To be totally honest, the bathroom is the most difficult room in the house to renovate sustainably. I found this out the hard way.
Because a bathroom is a place where everything has to be functional and watertight, it’s hard to source reclaimed materials.
I was quite proud of myself when I found some new, gorgeous brass fixtures at Build It Green! … until I found out that all your fixtures–and the hardware that fits into them behind the wall–have to be by the same manufacturer. (Which is ridiculous, in my opinion. What a waste.) So I ended up with a lot of useless brass fixtures on my hands, and ordered new, conventional ones in a panic a week before we were supposed to move in. If I had to do it again, I would have gotten a special low-flow shower head. Maybe I still will, eventually.
The biggest change we made in the bathroom was switching the toilet and the vanity. Before, the vanity was below the window, and the mirror was over the toilet – an awkward setup. We switched the setup and put the water-saving, dual-flush toilet under the window. Now, you don’t have to lean over the toilet to look at your reflection.
The tub is reclaimed, though it comes with some … character. It has some hairline cracks in two corners that I didn’t see until it was too late. But everyone has graciously avoided mentioning them to me. You can’t really see them in the picture, but you can see them in person!
I also bought a reclaimed vanity in black, and a white reclaimed countertop. My contractor lost the vanity, however, and in another panic, we went to Home Depot and bought a conventional one, outfitting it with two extra knobs from the kitchen and the reclaimed countertop to class it up a bit. The basin sink is reclaimed as well – it’s the best reclaimed thing in the whole bathroom.
The subway and hexagonal tile is also conventional and new (and affordable. If you’re looking for eco-friendly tile options, most are fancy and expensive). But doesn’t it look pretty? I wanted it to fit in with the early 20th century look of the apartment. I did my best to find a reclaimed medicine cabinet that would sit on the wall, not inside it, since there was no space in the wall. But I could only find the kind that go into the wall. So the one you see is new from Home Depot, too.
We’re quite proud of the shelf. We painted some reclaimed wood with no-VOC paint, and put it up using handmade brackets off of Etsy.

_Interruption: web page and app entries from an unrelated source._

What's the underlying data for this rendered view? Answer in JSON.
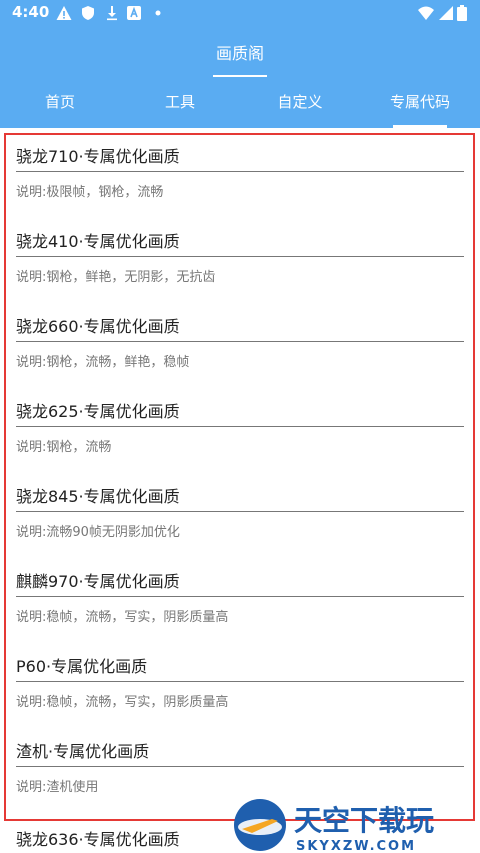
{
  "status_bar": {
    "time": "4:40",
    "icons": [
      "alert-icon",
      "shield-icon",
      "download-icon",
      "app-a-icon",
      "dot-icon",
      "wifi-icon",
      "signal-icon",
      "battery-icon"
    ]
  },
  "header": {
    "title": "画质阁"
  },
  "tabs": [
    {
      "label": "首页",
      "active": false
    },
    {
      "label": "工具",
      "active": false
    },
    {
      "label": "自定义",
      "active": false
    },
    {
      "label": "专属代码",
      "active": true
    }
  ],
  "items": [
    {
      "title": "骁龙710·专属优化画质",
      "desc": "说明:极限帧，钢枪，流畅"
    },
    {
      "title": "骁龙410·专属优化画质",
      "desc": "说明:钢枪，鲜艳，无阴影，无抗齿"
    },
    {
      "title": "骁龙660·专属优化画质",
      "desc": "说明:钢枪，流畅，鲜艳，稳帧"
    },
    {
      "title": "骁龙625·专属优化画质",
      "desc": "说明:钢枪，流畅"
    },
    {
      "title": "骁龙845·专属优化画质",
      "desc": "说明:流畅90帧无阴影加优化"
    },
    {
      "title": "麒麟970·专属优化画质",
      "desc": "说明:稳帧，流畅，写实，阴影质量高"
    },
    {
      "title": "P60·专属优化画质",
      "desc": "说明:稳帧，流畅，写实，阴影质量高"
    },
    {
      "title": "渣机·专属优化画质",
      "desc": "说明:渣机使用"
    },
    {
      "title": "骁龙636·专属优化画质"
    }
  ],
  "watermark": {
    "brand": "天空下载玩",
    "domain": "SKYXZW.COM"
  },
  "colors": {
    "header_bg": "#5aacf2",
    "highlight_border": "#e53935"
  }
}
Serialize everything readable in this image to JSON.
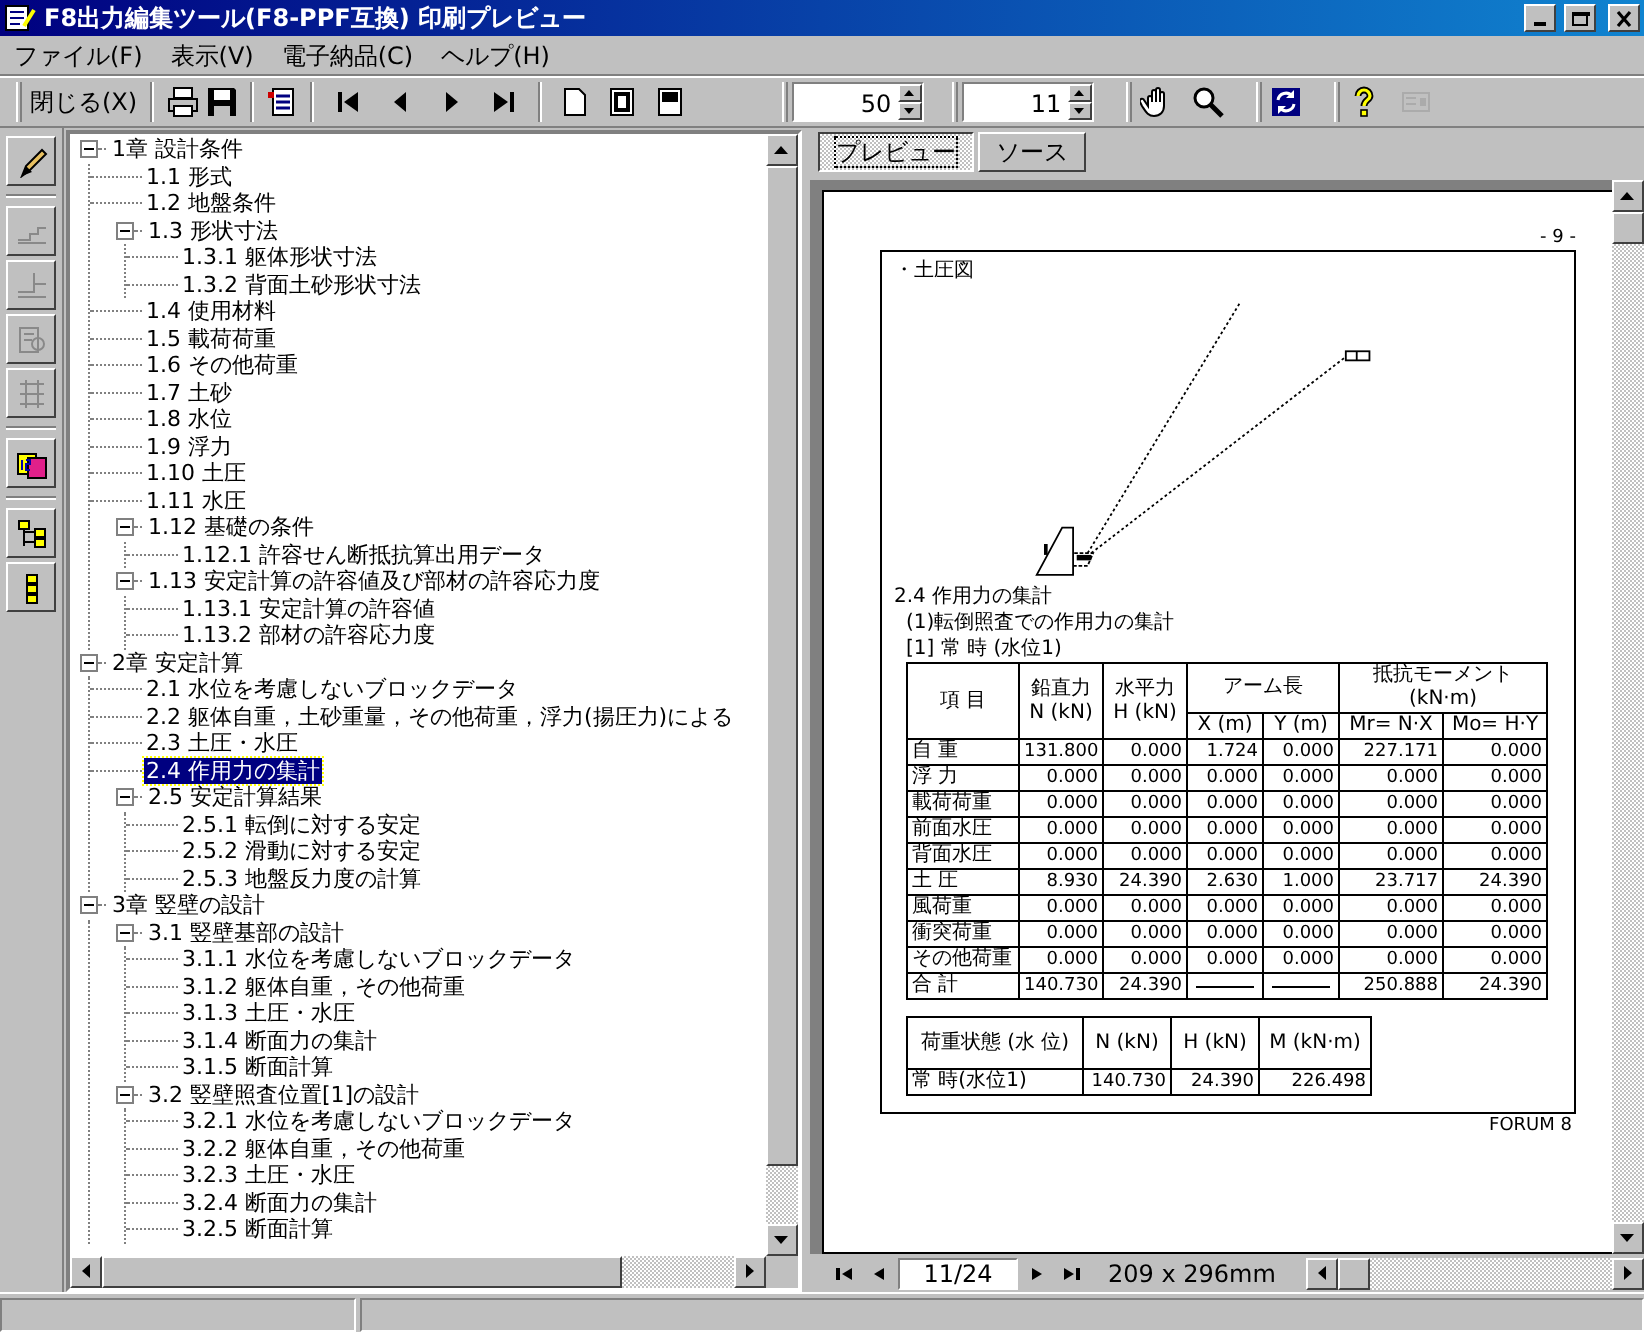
{
  "window": {
    "title": "F8出力編集ツール(F8-PPF互換) 印刷プレビュー"
  },
  "menu": [
    "ファイル(F)",
    "表示(V)",
    "電子納品(C)",
    "ヘルプ(H)"
  ],
  "toolbar": {
    "close_button": "閉じる(X)",
    "zoom_field": "50",
    "font_size_field": "11",
    "tools": [
      {
        "disabled": false
      },
      {
        "disabled": false
      },
      {
        "disabled": false
      },
      {
        "disabled": false
      },
      {
        "disabled": false
      },
      {
        "disabled": false
      },
      {
        "disabled": false
      },
      {
        "disabled": false
      },
      {
        "disabled": false
      },
      {
        "disabled": false
      },
      {
        "disabled": false
      },
      {
        "disabled": false
      },
      {
        "disabled": false
      },
      {
        "disabled": false
      },
      {
        "disabled": true
      }
    ]
  },
  "side_tools": [
    {
      "disabled": false
    },
    {
      "disabled": true
    },
    {
      "disabled": true
    },
    {
      "disabled": true
    },
    {
      "disabled": true
    },
    {
      "disabled": false
    },
    {
      "disabled": false
    },
    {
      "disabled": false
    }
  ],
  "tree": [
    {
      "label": "1章 設計条件",
      "expanded": true,
      "selected": false,
      "children": [
        {
          "label": "1.1 形式",
          "selected": false
        },
        {
          "label": "1.2 地盤条件",
          "selected": false
        },
        {
          "label": "1.3 形状寸法",
          "expanded": true,
          "selected": false,
          "children": [
            {
              "label": "1.3.1 躯体形状寸法",
              "selected": false
            },
            {
              "label": "1.3.2 背面土砂形状寸法",
              "selected": false
            }
          ]
        },
        {
          "label": "1.4 使用材料",
          "selected": false
        },
        {
          "label": "1.5 載荷荷重",
          "selected": false
        },
        {
          "label": "1.6 その他荷重",
          "selected": false
        },
        {
          "label": "1.7 土砂",
          "selected": false
        },
        {
          "label": "1.8 水位",
          "selected": false
        },
        {
          "label": "1.9 浮力",
          "selected": false
        },
        {
          "label": "1.10 土圧",
          "selected": false
        },
        {
          "label": "1.11 水圧",
          "selected": false
        },
        {
          "label": "1.12 基礎の条件",
          "expanded": true,
          "selected": false,
          "children": [
            {
              "label": "1.12.1 許容せん断抵抗算出用データ",
              "selected": false
            }
          ]
        },
        {
          "label": "1.13 安定計算の許容値及び部材の許容応力度",
          "expanded": true,
          "selected": false,
          "children": [
            {
              "label": "1.13.1 安定計算の許容値",
              "selected": false
            },
            {
              "label": "1.13.2 部材の許容応力度",
              "selected": false
            }
          ]
        }
      ]
    },
    {
      "label": "2章 安定計算",
      "expanded": true,
      "selected": false,
      "children": [
        {
          "label": "2.1 水位を考慮しないブロックデータ",
          "selected": false
        },
        {
          "label": "2.2 躯体自重，土砂重量，その他荷重，浮力(揚圧力)による",
          "selected": false
        },
        {
          "label": "2.3 土圧・水圧",
          "selected": false
        },
        {
          "label": "2.4 作用力の集計",
          "selected": true
        },
        {
          "label": "2.5 安定計算結果",
          "expanded": true,
          "selected": false,
          "children": [
            {
              "label": "2.5.1 転倒に対する安定",
              "selected": false
            },
            {
              "label": "2.5.2 滑動に対する安定",
              "selected": false
            },
            {
              "label": "2.5.3 地盤反力度の計算",
              "selected": false
            }
          ]
        }
      ]
    },
    {
      "label": "3章 竪壁の設計",
      "expanded": true,
      "selected": false,
      "children": [
        {
          "label": "3.1 竪壁基部の設計",
          "expanded": true,
          "selected": false,
          "children": [
            {
              "label": "3.1.1 水位を考慮しないブロックデータ",
              "selected": false
            },
            {
              "label": "3.1.2 躯体自重，その他荷重",
              "selected": false
            },
            {
              "label": "3.1.3 土圧・水圧",
              "selected": false
            },
            {
              "label": "3.1.4 断面力の集計",
              "selected": false
            },
            {
              "label": "3.1.5 断面計算",
              "selected": false
            }
          ]
        },
        {
          "label": "3.2 竪壁照査位置[1]の設計",
          "expanded": true,
          "selected": false,
          "children": [
            {
              "label": "3.2.1 水位を考慮しないブロックデータ",
              "selected": false
            },
            {
              "label": "3.2.2 躯体自重，その他荷重",
              "selected": false
            },
            {
              "label": "3.2.3 土圧・水圧",
              "selected": false
            },
            {
              "label": "3.2.4 断面力の集計",
              "selected": false
            },
            {
              "label": "3.2.5 断面計算",
              "selected": false
            }
          ]
        }
      ]
    }
  ],
  "preview": {
    "tabs": [
      {
        "label": "プレビュー",
        "selected": true
      },
      {
        "label": "ソース",
        "selected": false
      }
    ],
    "page": {
      "page_number": "- 9 -",
      "figure_label": "・土圧図",
      "heading": "2.4 作用力の集計",
      "subheading": "(1)転倒照査での作用力の集計",
      "case_label": "[1] 常 時 (水位1)",
      "table": {
        "header_top": [
          "項 目",
          "鉛直力 N (kN)",
          "水平力 H (kN)",
          "アーム長",
          "抵抗モーメント(kN·m)"
        ],
        "header_bottom": [
          "X (m)",
          "Y (m)",
          "Mr= N·X",
          "Mo= H·Y"
        ],
        "rows": [
          [
            "自 重",
            "131.800",
            "0.000",
            "1.724",
            "0.000",
            "227.171",
            "0.000"
          ],
          [
            "浮 力",
            "0.000",
            "0.000",
            "0.000",
            "0.000",
            "0.000",
            "0.000"
          ],
          [
            "載荷荷重",
            "0.000",
            "0.000",
            "0.000",
            "0.000",
            "0.000",
            "0.000"
          ],
          [
            "前面水圧",
            "0.000",
            "0.000",
            "0.000",
            "0.000",
            "0.000",
            "0.000"
          ],
          [
            "背面水圧",
            "0.000",
            "0.000",
            "0.000",
            "0.000",
            "0.000",
            "0.000"
          ],
          [
            "土 圧",
            "8.930",
            "24.390",
            "2.630",
            "1.000",
            "23.717",
            "24.390"
          ],
          [
            "風荷重",
            "0.000",
            "0.000",
            "0.000",
            "0.000",
            "0.000",
            "0.000"
          ],
          [
            "衝突荷重",
            "0.000",
            "0.000",
            "0.000",
            "0.000",
            "0.000",
            "0.000"
          ],
          [
            "その他荷重",
            "0.000",
            "0.000",
            "0.000",
            "0.000",
            "0.000",
            "0.000"
          ],
          [
            "合 計",
            "140.730",
            "24.390",
            null,
            null,
            "250.888",
            "24.390"
          ]
        ]
      },
      "summary_table": {
        "columns": [
          "荷重状態 (水 位)",
          "N (kN)",
          "H (kN)",
          "M (kN·m)"
        ],
        "rows": [
          [
            "常 時(水位1)",
            "140.730",
            "24.390",
            "226.498"
          ]
        ]
      },
      "footer": "FORUM 8"
    },
    "navigation": {
      "page_field": "11/24",
      "paper_size": "209 x 296mm"
    }
  }
}
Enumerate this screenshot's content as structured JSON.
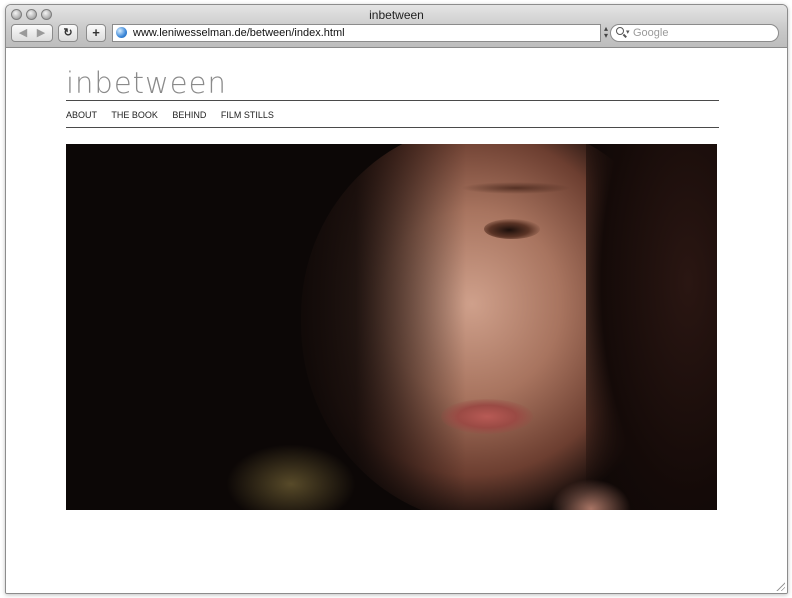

We enclosed the exposed heating pipe to make it pretty. Unfortunately, our contractor messed it up somehow and not much heat gets out into the bathroom. To fix it, we would have to rip some stuff out. We’re going to save that project for a few years down the road. Tip: Make sure your heating pipe is all good before you tile it closed.